What is needed: Would you copy every record exactly as it stands and drop the pictures?

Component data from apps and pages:
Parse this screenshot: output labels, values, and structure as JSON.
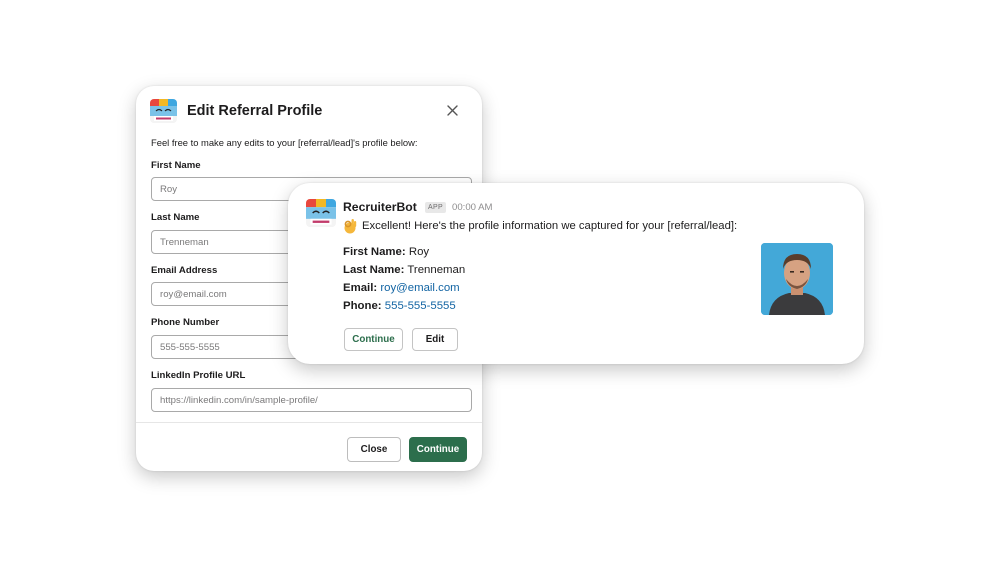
{
  "modal": {
    "title": "Edit Referral Profile",
    "intro": "Feel free to make any edits to your [referral/lead]'s profile below:",
    "fields": [
      {
        "label": "First Name",
        "placeholder": "Roy"
      },
      {
        "label": "Last Name",
        "placeholder": "Trenneman"
      },
      {
        "label": "Email Address",
        "placeholder": "roy@email.com"
      },
      {
        "label": "Phone Number",
        "placeholder": "555-555-5555"
      },
      {
        "label": "LinkedIn Profile URL",
        "placeholder": "https://linkedin.com/in/sample-profile/"
      }
    ],
    "close_label": "Close",
    "continue_label": "Continue"
  },
  "message": {
    "bot_name": "RecruiterBot",
    "badge": "APP",
    "time": "00:00 AM",
    "text": "Excellent! Here's the profile information we captured for your [referral/lead]:",
    "first_name_label": "First Name:",
    "first_name": "Roy",
    "last_name_label": "Last Name:",
    "last_name": "Trenneman",
    "email_label": "Email:",
    "email": "roy@email.com",
    "phone_label": "Phone:",
    "phone": "555-555-5555",
    "continue_label": "Continue",
    "edit_label": "Edit"
  },
  "colors": {
    "primary_button": "#2c6e4c",
    "link": "#1264a3",
    "photo_background": "#43a8d8"
  },
  "icons": [
    "app-logo-icon",
    "close-icon",
    "ok-hand-icon"
  ]
}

Response to this task:
Parse this screenshot: output labels, values, and structure as JSON.
{
  "modal": {
    "title": "Edit Referral Profile",
    "intro": "Feel free to make any edits to your [referral/lead]'s profile below:",
    "fields": [
      {
        "label": "First Name",
        "placeholder": "Roy"
      },
      {
        "label": "Last Name",
        "placeholder": "Trenneman"
      },
      {
        "label": "Email Address",
        "placeholder": "roy@email.com"
      },
      {
        "label": "Phone Number",
        "placeholder": "555-555-5555"
      },
      {
        "label": "LinkedIn Profile URL",
        "placeholder": "https://linkedin.com/in/sample-profile/"
      }
    ],
    "close_label": "Close",
    "continue_label": "Continue"
  },
  "message": {
    "bot_name": "RecruiterBot",
    "badge": "APP",
    "time": "00:00 AM",
    "text": "Excellent! Here's the profile information we captured for your [referral/lead]:",
    "first_name_label": "First Name:",
    "first_name": "Roy",
    "last_name_label": "Last Name:",
    "last_name": "Trenneman",
    "email_label": "Email:",
    "email": "roy@email.com",
    "phone_label": "Phone:",
    "phone": "555-555-5555",
    "continue_label": "Continue",
    "edit_label": "Edit"
  },
  "colors": {
    "primary_button": "#2c6e4c",
    "link": "#1264a3",
    "photo_background": "#43a8d8"
  },
  "icons": [
    "app-logo-icon",
    "close-icon",
    "ok-hand-icon"
  ]
}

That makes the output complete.